§ **DATASET RECORDS**:
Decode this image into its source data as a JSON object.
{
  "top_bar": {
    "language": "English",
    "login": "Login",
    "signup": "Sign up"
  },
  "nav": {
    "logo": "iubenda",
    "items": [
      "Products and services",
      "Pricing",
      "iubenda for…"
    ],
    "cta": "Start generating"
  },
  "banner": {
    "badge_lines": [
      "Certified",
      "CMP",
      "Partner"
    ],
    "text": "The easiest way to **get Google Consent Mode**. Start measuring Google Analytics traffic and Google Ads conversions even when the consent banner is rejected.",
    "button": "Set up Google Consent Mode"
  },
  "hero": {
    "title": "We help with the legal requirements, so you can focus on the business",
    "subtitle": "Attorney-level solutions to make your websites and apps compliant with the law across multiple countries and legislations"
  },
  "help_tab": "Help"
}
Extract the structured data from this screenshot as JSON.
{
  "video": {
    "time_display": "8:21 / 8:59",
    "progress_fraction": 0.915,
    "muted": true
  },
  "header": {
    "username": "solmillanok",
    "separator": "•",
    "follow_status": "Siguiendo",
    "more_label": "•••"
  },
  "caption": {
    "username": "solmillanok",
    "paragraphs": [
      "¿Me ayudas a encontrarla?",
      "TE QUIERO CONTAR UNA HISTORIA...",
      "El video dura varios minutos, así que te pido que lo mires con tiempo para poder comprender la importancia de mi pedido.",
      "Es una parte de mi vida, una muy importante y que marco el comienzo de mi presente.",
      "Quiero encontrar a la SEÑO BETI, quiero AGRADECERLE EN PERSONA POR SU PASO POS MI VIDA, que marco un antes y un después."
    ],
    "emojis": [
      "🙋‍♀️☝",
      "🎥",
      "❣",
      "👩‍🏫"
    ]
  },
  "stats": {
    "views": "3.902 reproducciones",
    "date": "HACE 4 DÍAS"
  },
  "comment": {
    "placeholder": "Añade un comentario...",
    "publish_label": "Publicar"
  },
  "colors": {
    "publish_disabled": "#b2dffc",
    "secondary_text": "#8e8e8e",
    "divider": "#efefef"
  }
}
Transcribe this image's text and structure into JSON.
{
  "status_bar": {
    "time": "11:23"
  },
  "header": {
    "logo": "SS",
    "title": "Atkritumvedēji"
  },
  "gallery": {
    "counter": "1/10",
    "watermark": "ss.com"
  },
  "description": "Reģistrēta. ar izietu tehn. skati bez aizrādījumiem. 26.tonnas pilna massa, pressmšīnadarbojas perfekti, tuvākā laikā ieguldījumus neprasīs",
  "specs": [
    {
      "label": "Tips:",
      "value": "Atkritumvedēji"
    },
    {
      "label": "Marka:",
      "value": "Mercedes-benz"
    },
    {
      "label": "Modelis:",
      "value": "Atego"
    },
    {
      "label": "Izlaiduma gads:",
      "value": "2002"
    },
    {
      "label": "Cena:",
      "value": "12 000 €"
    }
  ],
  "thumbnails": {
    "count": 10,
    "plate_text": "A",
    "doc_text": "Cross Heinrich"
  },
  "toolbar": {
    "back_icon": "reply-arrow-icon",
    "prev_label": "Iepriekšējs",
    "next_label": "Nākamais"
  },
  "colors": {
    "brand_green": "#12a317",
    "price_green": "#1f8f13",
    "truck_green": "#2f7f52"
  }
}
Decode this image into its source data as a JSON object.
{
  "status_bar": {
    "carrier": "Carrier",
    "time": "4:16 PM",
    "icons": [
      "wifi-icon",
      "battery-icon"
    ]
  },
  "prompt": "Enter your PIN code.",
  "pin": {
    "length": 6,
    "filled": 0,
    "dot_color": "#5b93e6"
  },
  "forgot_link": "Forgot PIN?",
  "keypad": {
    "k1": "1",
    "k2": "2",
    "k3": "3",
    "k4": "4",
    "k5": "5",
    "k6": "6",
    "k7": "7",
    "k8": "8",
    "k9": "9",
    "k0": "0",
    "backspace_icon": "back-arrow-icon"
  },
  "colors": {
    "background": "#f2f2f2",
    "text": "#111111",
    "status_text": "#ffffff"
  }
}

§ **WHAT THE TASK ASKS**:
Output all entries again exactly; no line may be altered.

§ **YOUR SOLUTION**:
Decode this image into its source data as a JSON object.
{
  "top_bar": {
    "language": "English",
    "login": "Login",
    "signup": "Sign up"
  },
  "nav": {
    "logo": "iubenda",
    "items": [
      "Products and services",
      "Pricing",
      "iubenda for…"
    ],
    "cta": "Start generating"
  },
  "banner": {
    "badge_lines": [
      "Certified",
      "CMP",
      "Partner"
    ],
    "text": "The easiest way to **get Google Consent Mode**. Start measuring Google Analytics traffic and Google Ads conversions even when the consent banner is rejected.",
    "button": "Set up Google Consent Mode"
  },
  "hero": {
    "title": "We help with the legal requirements, so you can focus on the business",
    "subtitle": "Attorney-level solutions to make your websites and apps compliant with the law across multiple countries and legislations"
  },
  "help_tab": "Help"
}
Extract the structured data from this screenshot as JSON.
{
  "video": {
    "time_display": "8:21 / 8:59",
    "progress_fraction": 0.915,
    "muted": true
  },
  "header": {
    "username": "solmillanok",
    "separator": "•",
    "follow_status": "Siguiendo",
    "more_label": "•••"
  },
  "caption": {
    "username": "solmillanok",
    "paragraphs": [
      "¿Me ayudas a encontrarla?",
      "TE QUIERO CONTAR UNA HISTORIA...",
      "El video dura varios minutos, así que te pido que lo mires con tiempo para poder comprender la importancia de mi pedido.",
      "Es una parte de mi vida, una muy importante y que marco el comienzo de mi presente.",
      "Quiero encontrar a la SEÑO BETI, quiero AGRADECERLE EN PERSONA POR SU PASO POS MI VIDA, que marco un antes y un después."
    ],
    "emojis": [
      "🙋‍♀️☝",
      "🎥",
      "❣",
      "👩‍🏫"
    ]
  },
  "stats": {
    "views": "3.902 reproducciones",
    "date": "HACE 4 DÍAS"
  },
  "comment": {
    "placeholder": "Añade un comentario...",
    "publish_label": "Publicar"
  },
  "colors": {
    "publish_disabled": "#b2dffc",
    "secondary_text": "#8e8e8e",
    "divider": "#efefef"
  }
}
Transcribe this image's text and structure into JSON.
{
  "status_bar": {
    "time": "11:23"
  },
  "header": {
    "logo": "SS",
    "title": "Atkritumvedēji"
  },
  "gallery": {
    "counter": "1/10",
    "watermark": "ss.com"
  },
  "description": "Reģistrēta. ar izietu tehn. skati bez aizrādījumiem. 26.tonnas pilna massa, pressmšīnadarbojas perfekti, tuvākā laikā ieguldījumus neprasīs",
  "specs": [
    {
      "label": "Tips:",
      "value": "Atkritumvedēji"
    },
    {
      "label": "Marka:",
      "value": "Mercedes-benz"
    },
    {
      "label": "Modelis:",
      "value": "Atego"
    },
    {
      "label": "Izlaiduma gads:",
      "value": "2002"
    },
    {
      "label": "Cena:",
      "value": "12 000 €"
    }
  ],
  "thumbnails": {
    "count": 10,
    "plate_text": "A",
    "doc_text": "Cross Heinrich"
  },
  "toolbar": {
    "back_icon": "reply-arrow-icon",
    "prev_label": "Iepriekšējs",
    "next_label": "Nākamais"
  },
  "colors": {
    "brand_green": "#12a317",
    "price_green": "#1f8f13",
    "truck_green": "#2f7f52"
  }
}
Decode this image into its source data as a JSON object.
{
  "status_bar": {
    "carrier": "Carrier",
    "time": "4:16 PM",
    "icons": [
      "wifi-icon",
      "battery-icon"
    ]
  },
  "prompt": "Enter your PIN code.",
  "pin": {
    "length": 6,
    "filled": 0,
    "dot_color": "#5b93e6"
  },
  "forgot_link": "Forgot PIN?",
  "keypad": {
    "k1": "1",
    "k2": "2",
    "k3": "3",
    "k4": "4",
    "k5": "5",
    "k6": "6",
    "k7": "7",
    "k8": "8",
    "k9": "9",
    "k0": "0",
    "backspace_icon": "back-arrow-icon"
  },
  "colors": {
    "background": "#f2f2f2",
    "text": "#111111",
    "status_text": "#ffffff"
  }
}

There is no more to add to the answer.